[Supplied material Boundary: Start]

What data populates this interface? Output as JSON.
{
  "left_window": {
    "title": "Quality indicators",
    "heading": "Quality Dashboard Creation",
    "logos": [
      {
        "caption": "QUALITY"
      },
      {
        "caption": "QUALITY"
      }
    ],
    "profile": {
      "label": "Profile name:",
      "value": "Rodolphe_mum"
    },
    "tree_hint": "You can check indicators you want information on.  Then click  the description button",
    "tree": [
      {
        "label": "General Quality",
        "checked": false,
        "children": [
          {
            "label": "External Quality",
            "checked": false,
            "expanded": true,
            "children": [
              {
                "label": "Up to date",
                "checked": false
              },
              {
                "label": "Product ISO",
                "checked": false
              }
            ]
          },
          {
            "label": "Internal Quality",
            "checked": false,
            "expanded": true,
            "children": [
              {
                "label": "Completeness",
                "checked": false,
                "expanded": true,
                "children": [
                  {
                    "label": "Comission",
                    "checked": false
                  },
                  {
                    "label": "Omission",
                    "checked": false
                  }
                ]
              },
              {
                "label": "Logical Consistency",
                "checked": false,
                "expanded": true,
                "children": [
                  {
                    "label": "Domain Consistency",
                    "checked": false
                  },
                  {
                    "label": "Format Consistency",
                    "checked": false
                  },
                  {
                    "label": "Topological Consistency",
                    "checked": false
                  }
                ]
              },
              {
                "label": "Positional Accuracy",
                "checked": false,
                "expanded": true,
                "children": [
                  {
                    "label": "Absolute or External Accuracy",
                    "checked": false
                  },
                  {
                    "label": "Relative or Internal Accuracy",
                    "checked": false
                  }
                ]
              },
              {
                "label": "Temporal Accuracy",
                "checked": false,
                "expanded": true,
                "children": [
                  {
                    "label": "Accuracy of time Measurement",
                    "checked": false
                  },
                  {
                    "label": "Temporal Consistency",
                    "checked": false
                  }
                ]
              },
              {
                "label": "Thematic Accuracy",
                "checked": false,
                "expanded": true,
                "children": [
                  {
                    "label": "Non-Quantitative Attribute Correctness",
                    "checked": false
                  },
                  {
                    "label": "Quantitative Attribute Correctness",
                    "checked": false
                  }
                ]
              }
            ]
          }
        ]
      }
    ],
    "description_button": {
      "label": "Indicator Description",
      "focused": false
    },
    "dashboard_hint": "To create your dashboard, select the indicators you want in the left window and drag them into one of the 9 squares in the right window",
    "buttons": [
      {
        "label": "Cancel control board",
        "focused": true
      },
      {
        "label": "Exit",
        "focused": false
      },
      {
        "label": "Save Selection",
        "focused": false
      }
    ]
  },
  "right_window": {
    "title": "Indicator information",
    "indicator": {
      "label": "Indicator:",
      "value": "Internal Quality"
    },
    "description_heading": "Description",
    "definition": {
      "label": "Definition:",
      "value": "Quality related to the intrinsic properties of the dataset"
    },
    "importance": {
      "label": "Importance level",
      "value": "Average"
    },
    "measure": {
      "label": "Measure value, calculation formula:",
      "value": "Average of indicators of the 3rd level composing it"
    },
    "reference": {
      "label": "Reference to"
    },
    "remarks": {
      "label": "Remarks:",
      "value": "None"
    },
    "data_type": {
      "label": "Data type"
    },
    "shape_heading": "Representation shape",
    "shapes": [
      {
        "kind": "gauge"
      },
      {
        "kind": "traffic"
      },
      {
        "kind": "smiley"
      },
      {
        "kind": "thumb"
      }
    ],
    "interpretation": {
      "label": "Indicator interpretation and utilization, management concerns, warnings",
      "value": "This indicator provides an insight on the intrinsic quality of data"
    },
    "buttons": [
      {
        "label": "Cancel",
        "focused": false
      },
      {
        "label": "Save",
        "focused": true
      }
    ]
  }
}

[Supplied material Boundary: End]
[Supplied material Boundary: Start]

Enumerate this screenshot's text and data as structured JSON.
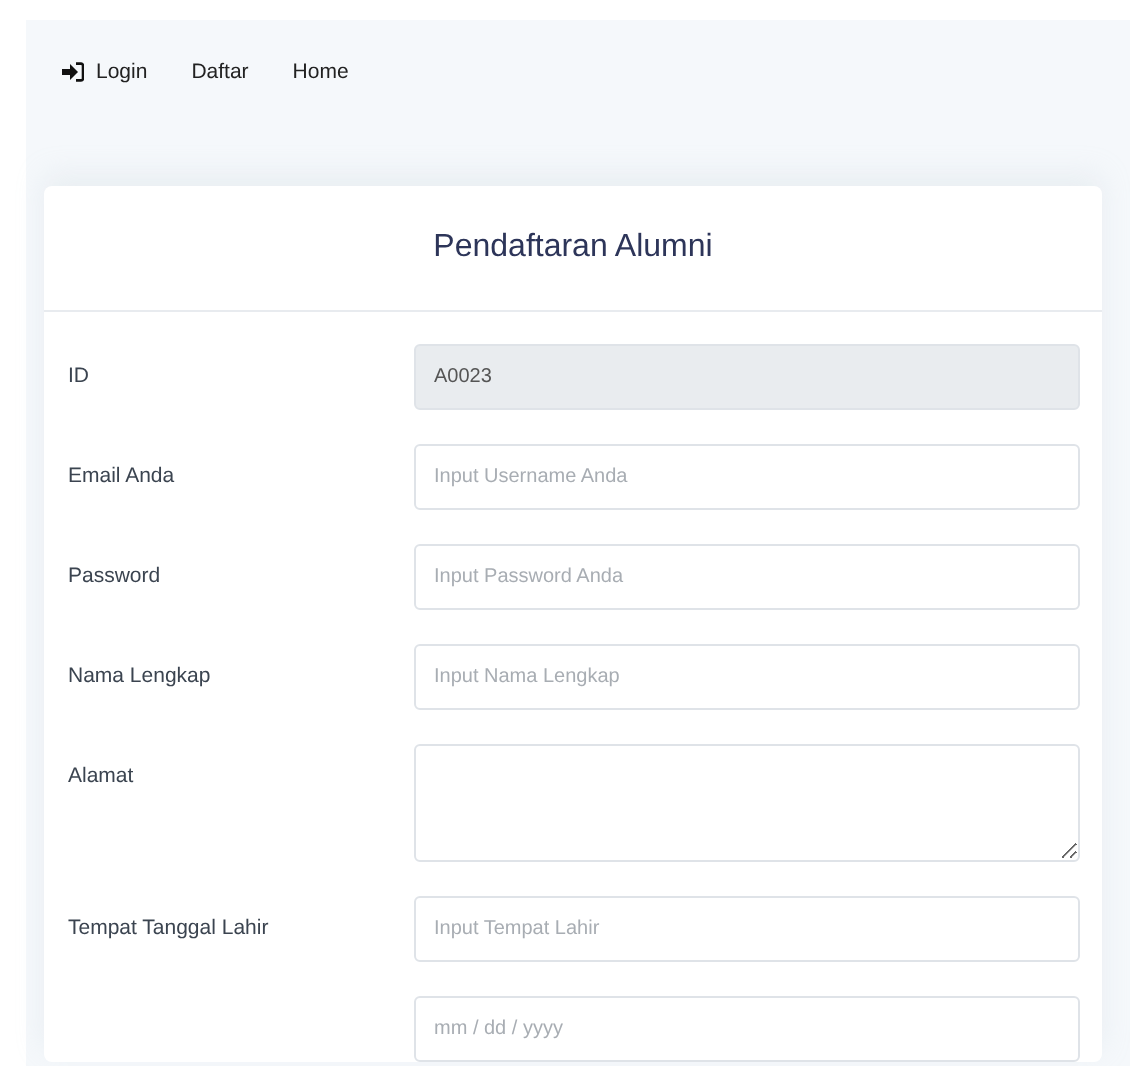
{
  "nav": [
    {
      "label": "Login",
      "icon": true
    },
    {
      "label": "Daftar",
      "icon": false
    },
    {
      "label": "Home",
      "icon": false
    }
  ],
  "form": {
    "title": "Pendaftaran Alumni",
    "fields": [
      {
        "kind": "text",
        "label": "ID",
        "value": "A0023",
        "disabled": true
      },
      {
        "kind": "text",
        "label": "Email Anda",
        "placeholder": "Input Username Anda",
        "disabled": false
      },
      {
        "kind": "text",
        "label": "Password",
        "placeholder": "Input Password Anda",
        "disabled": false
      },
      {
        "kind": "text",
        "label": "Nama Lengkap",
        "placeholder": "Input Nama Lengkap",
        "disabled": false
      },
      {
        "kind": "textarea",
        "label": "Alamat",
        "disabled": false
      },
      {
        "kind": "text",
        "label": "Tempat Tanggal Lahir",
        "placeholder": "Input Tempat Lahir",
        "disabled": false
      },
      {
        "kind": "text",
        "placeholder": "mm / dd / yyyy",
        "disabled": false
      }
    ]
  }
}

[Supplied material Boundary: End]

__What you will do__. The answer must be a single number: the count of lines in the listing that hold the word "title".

__Task answer__. 3